• EXERCISE
Copy each entry below exactly. No images.

• PROVIDED RECORDS

□ □ □

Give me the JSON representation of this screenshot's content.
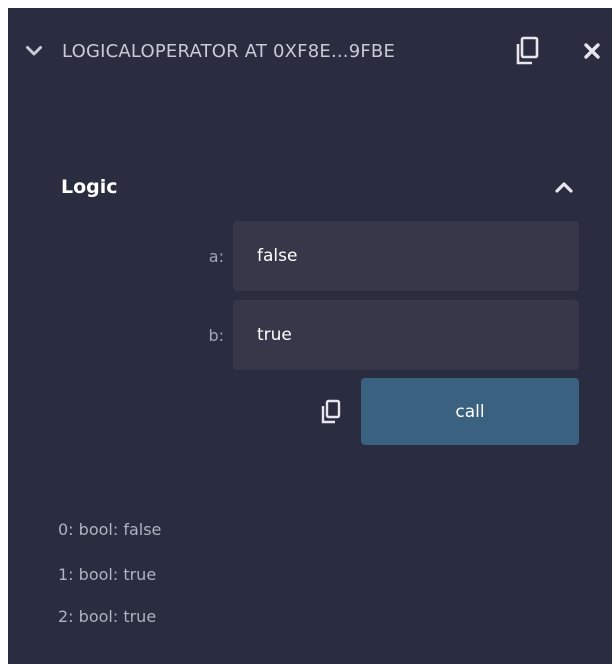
{
  "header": {
    "contract_title": "LOGICALOPERATOR AT 0XF8E...9FBE",
    "collapse_icon": "chevron-down-icon",
    "copy_icon": "copy-icon",
    "close_icon": "close-icon"
  },
  "function": {
    "name": "Logic",
    "toggle_icon": "chevron-up-icon",
    "params": [
      {
        "label": "a:",
        "value": "false"
      },
      {
        "label": "b:",
        "value": "true"
      }
    ],
    "call_label": "call",
    "copy_calldata_icon": "copy-icon"
  },
  "results": [
    {
      "index": "0:",
      "value": "bool: false"
    },
    {
      "index": "1:",
      "value": "bool: true"
    },
    {
      "index": "2:",
      "value": "bool: true"
    }
  ],
  "colors": {
    "panel_bg": "#2a2c3f",
    "input_bg": "#363849",
    "call_button_bg": "#3b6180"
  }
}
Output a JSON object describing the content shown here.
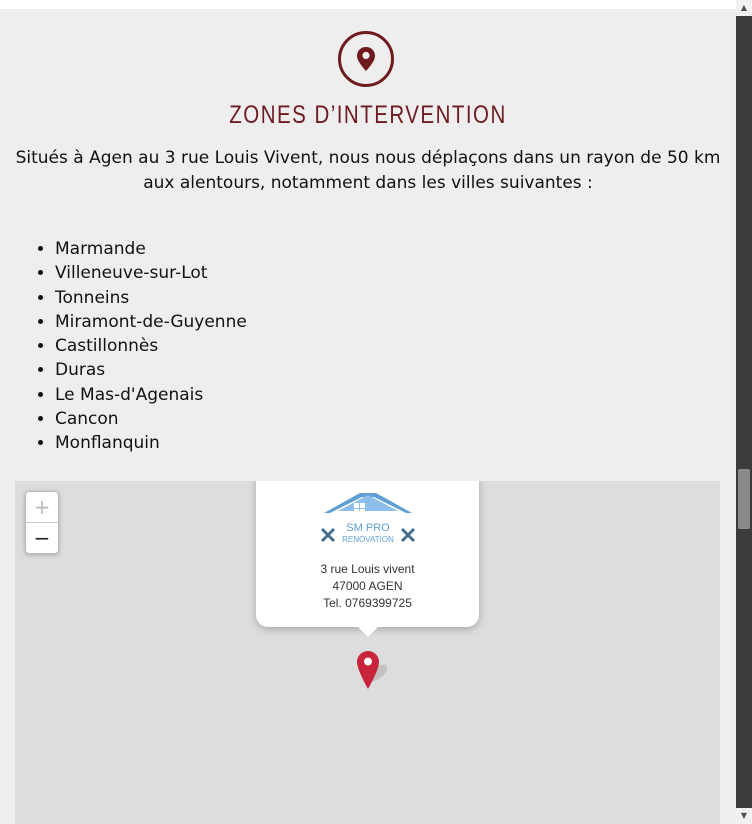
{
  "section": {
    "title": "ZONES D’INTERVENTION",
    "icon": "location-pin-icon",
    "accent_color": "#6e1a1f",
    "intro": "Situés à Agen au 3 rue Louis Vivent, nous nous déplaçons dans un rayon de 50 km aux alentours, notamment dans les villes suivantes :"
  },
  "towns": [
    "Marmande",
    "Villeneuve-sur-Lot",
    "Tonneins",
    "Miramont-de-Guyenne",
    "Castillonnès",
    "Duras",
    "Le Mas-d'Agenais",
    "Cancon",
    "Monflanquin"
  ],
  "map": {
    "zoom_in_label": "+",
    "zoom_out_label": "−",
    "popup": {
      "logo_text_line1": "SM PRO",
      "logo_text_line2": "RENOVATION",
      "address_line1": "3 rue Louis vivent",
      "address_line2": "47000 AGEN",
      "phone": "Tel. 0769399725"
    },
    "marker_color": "#c8243b"
  },
  "scrollbar": {
    "up_icon": "scroll-up-arrow-icon",
    "down_icon": "scroll-down-arrow-icon"
  }
}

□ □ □

• OUTPUT OF THE TASK
Give me the JSON representation of this screenshot's content.
{
  "header": {
    "contract_title": "LOGICALOPERATOR AT 0XF8E...9FBE",
    "collapse_icon": "chevron-down-icon",
    "copy_icon": "copy-icon",
    "close_icon": "close-icon"
  },
  "function": {
    "name": "Logic",
    "toggle_icon": "chevron-up-icon",
    "params": [
      {
        "label": "a:",
        "value": "false"
      },
      {
        "label": "b:",
        "value": "true"
      }
    ],
    "call_label": "call",
    "copy_calldata_icon": "copy-icon"
  },
  "results": [
    {
      "index": "0:",
      "value": "bool: false"
    },
    {
      "index": "1:",
      "value": "bool: true"
    },
    {
      "index": "2:",
      "value": "bool: true"
    }
  ],
  "colors": {
    "panel_bg": "#2a2c3f",
    "input_bg": "#363849",
    "call_button_bg": "#3b6180"
  }
}
Output a JSON object describing the content shown here.
{
  "section": {
    "title": "ZONES D’INTERVENTION",
    "icon": "location-pin-icon",
    "accent_color": "#6e1a1f",
    "intro": "Situés à Agen au 3 rue Louis Vivent, nous nous déplaçons dans un rayon de 50 km aux alentours, notamment dans les villes suivantes :"
  },
  "towns": [
    "Marmande",
    "Villeneuve-sur-Lot",
    "Tonneins",
    "Miramont-de-Guyenne",
    "Castillonnès",
    "Duras",
    "Le Mas-d'Agenais",
    "Cancon",
    "Monflanquin"
  ],
  "map": {
    "zoom_in_label": "+",
    "zoom_out_label": "−",
    "popup": {
      "logo_text_line1": "SM PRO",
      "logo_text_line2": "RENOVATION",
      "address_line1": "3 rue Louis vivent",
      "address_line2": "47000 AGEN",
      "phone": "Tel. 0769399725"
    },
    "marker_color": "#c8243b"
  },
  "scrollbar": {
    "up_icon": "scroll-up-arrow-icon",
    "down_icon": "scroll-down-arrow-icon"
  }
}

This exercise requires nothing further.